::: Recorded information :::

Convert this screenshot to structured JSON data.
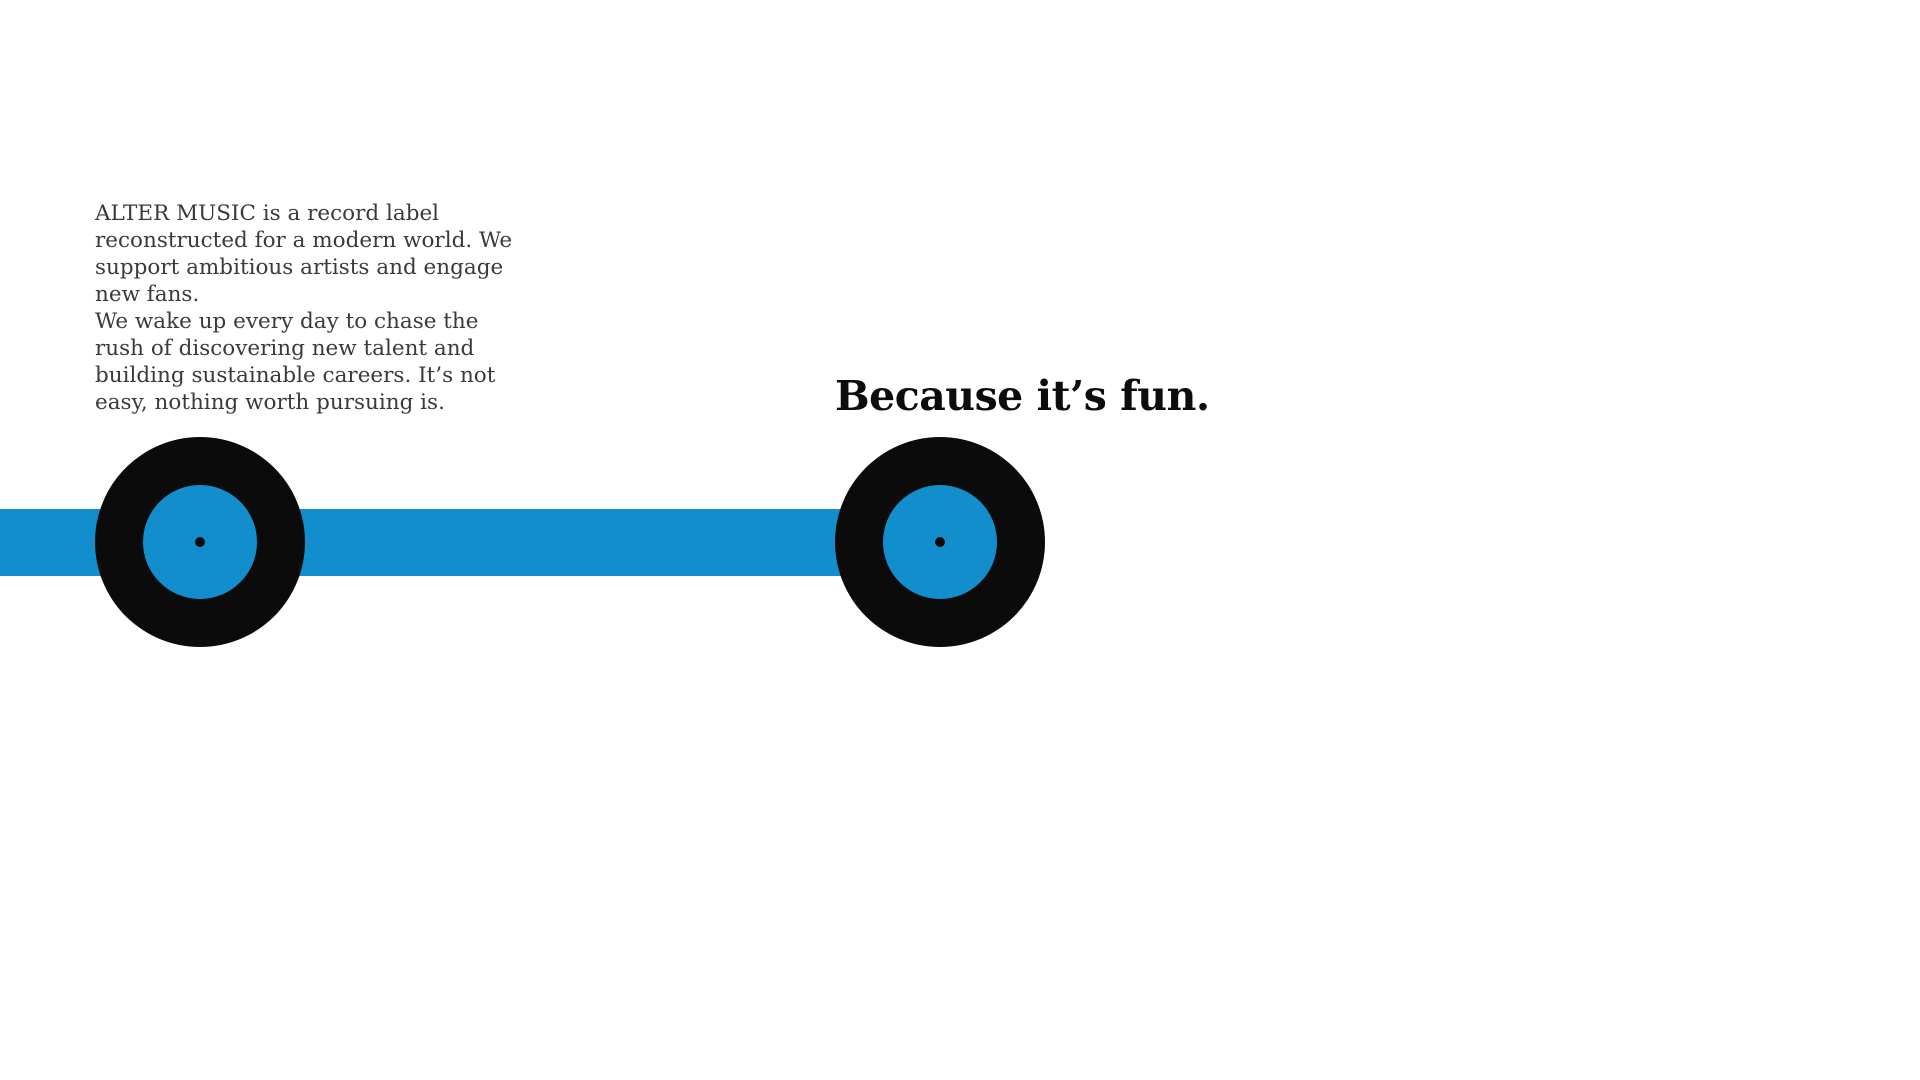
{
  "intro": {
    "paragraph_1": "ALTER MUSIC is a record label reconstructed for a modern world. We support ambitious artists and engage new fans.",
    "paragraph_2": "We wake up every day to chase the rush of discovering new talent and building sustainable careers. It’s not easy, nothing worth pursuing is."
  },
  "tagline": "Because it’s fun.",
  "colors": {
    "accent_blue": "#138ecd",
    "record_black": "#0b0b0b",
    "body_text": "#3a3a3a",
    "background": "#ffffff"
  },
  "icons": [
    "vinyl-record-icon",
    "vinyl-record-icon"
  ]
}
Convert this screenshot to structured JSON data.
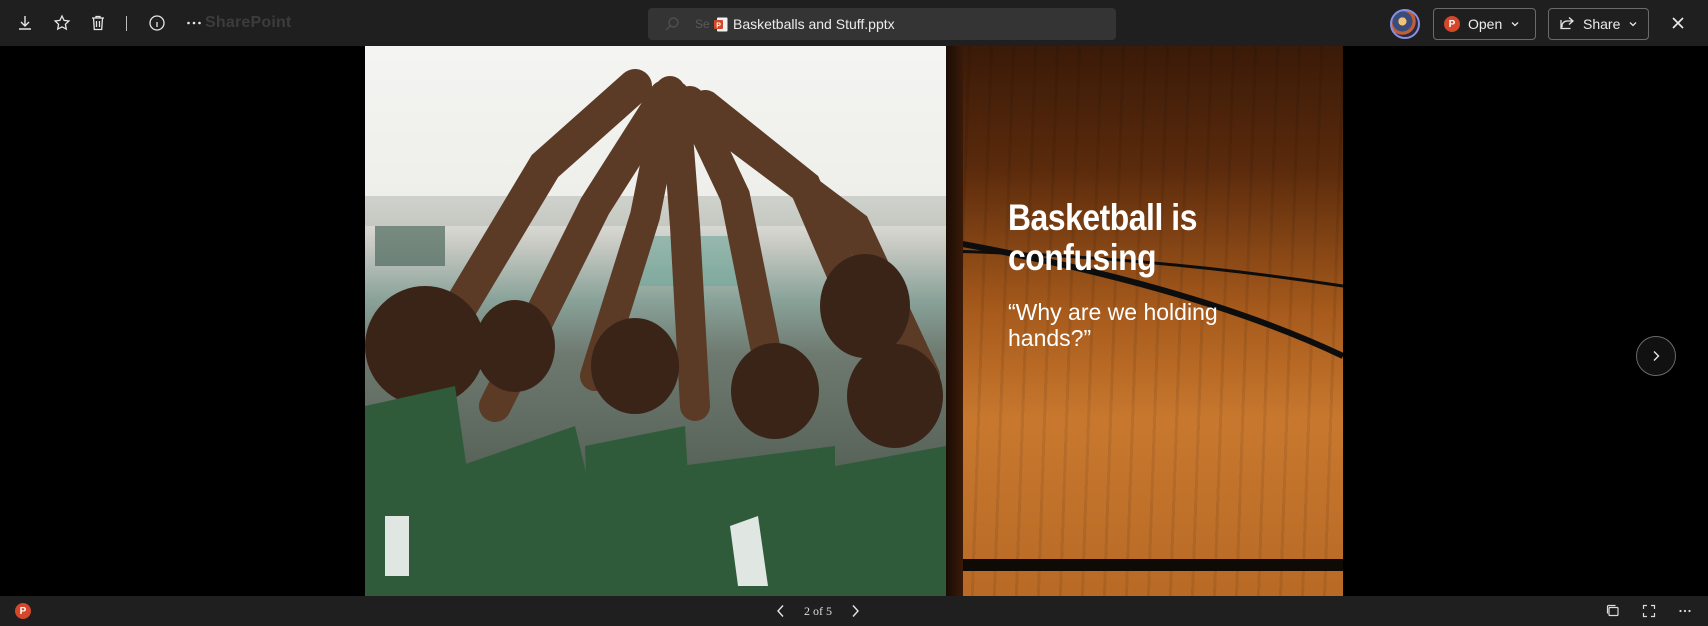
{
  "header": {
    "ghost_label": "SharePoint",
    "search_ghost": "Se",
    "filename": "Basketballs and Stuff.pptx",
    "open_label": "Open",
    "share_label": "Share",
    "icons": [
      "download-icon",
      "star-icon",
      "delete-icon",
      "info-icon",
      "more-icon",
      "search-icon",
      "close-icon"
    ]
  },
  "slide": {
    "title": "Basketball is confusing",
    "quote": "“Why are we holding hands?”"
  },
  "footer": {
    "page_indicator": "2 of 5",
    "app_badge": "P"
  },
  "colors": {
    "powerpoint_accent": "#d4472a",
    "bar_background": "#1f1f1f"
  }
}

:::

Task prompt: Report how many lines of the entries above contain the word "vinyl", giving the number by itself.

Exercise output: 2